Former Gov. Paul LePage is getting increasingly more exposure in his early campaign against Gov. Janet Mills that has largely been focused on economic issues, although he has taken on one potent base cause again and again.
That is voting. He has revived an old push for a voter identification law, something the Republican has called one of his top priorities if he ousts the Democratic governor from the Blaine House. He would need solid Republican majorities to do so. Even then, there would be a threat of a people’s veto, something Democrats employed to maintain same-day registration in 2011. For now, some form of identification is required only to register to vote.
All of this comes on the heels of the 2020 election that former President Donald Trump falsely called “stolen.” LePage repeated that claim after Election Day.
He has also repeated something the Maine Democratic Party flagged in audio from a Mount Vernon event last week: that 163,000 Mainers without IDs voted in the 2020 election.
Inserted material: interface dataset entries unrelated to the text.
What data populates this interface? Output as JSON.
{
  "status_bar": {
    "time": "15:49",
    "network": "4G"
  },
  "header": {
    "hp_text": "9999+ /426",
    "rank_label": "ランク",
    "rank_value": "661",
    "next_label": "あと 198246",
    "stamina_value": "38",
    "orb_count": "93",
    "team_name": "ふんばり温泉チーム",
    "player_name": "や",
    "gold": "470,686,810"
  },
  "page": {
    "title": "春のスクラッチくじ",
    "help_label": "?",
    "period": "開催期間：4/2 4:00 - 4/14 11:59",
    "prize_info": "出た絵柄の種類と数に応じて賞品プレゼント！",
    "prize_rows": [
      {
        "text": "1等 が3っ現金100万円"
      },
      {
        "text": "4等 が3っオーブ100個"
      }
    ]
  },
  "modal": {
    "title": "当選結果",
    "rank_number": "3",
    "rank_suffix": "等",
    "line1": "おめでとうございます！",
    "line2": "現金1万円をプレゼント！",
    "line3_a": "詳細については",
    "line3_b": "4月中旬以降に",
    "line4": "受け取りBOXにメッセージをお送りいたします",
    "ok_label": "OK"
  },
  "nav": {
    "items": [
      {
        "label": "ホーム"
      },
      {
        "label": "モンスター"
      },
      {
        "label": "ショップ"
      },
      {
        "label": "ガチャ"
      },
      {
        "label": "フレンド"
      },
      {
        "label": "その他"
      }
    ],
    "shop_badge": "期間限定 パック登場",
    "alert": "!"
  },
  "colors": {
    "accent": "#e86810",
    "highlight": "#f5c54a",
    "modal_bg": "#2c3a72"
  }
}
When we first heard him say it this spring, his campaign conceded that he was talking about the total number of active voters who could not be matched with active driver’s licenses, not simply voters in that election.
Last week, he also said that while he has “great confidence” in elections in towns with less than 1,000 people because clerks know many of the voters, “you’ve got to be a little more careful” about cities. It is worth noting that all of these places follow the same set of protocols. The comments drew a response from Secretary of State Shenna Bellows, a Democrat who said chain-of-custody provisions and paper ballots here “protect against fraud.”
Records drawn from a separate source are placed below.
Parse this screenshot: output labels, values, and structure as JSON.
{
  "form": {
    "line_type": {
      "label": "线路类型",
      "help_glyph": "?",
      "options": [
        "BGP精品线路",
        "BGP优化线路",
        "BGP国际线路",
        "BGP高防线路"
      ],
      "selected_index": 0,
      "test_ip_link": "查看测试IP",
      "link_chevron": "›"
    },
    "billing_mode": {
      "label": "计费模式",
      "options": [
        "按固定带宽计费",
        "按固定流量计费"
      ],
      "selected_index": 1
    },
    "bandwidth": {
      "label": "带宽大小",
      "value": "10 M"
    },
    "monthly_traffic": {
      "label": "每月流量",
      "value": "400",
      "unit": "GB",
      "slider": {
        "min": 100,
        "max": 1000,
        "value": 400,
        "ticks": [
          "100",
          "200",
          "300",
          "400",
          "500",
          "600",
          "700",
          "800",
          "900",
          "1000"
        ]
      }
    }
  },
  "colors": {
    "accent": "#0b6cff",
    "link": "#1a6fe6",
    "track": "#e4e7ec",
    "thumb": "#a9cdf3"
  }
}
“To suggest otherwise is a lie,” she tweeted.
Political geography is important here. During his last election in 2014, LePage won a majority of votes in towns with less than 650 voters, a decent proxy for a population of 1,000 or so. Small towns are generally LePage country, something likely to hold true in the 2022 election even if he loses a race with Mills that has polled closely so far.
His recent comments look to be aimed at striking a balance of calling into question parts of Maine’s election system while reassuring supporters that their votes will count. All of this will factor into his campaign with Mills. It may be a bigger deal if he wins and pushes voting changes. Even if Democrats lose control of Augusta, there would be options left to fight them.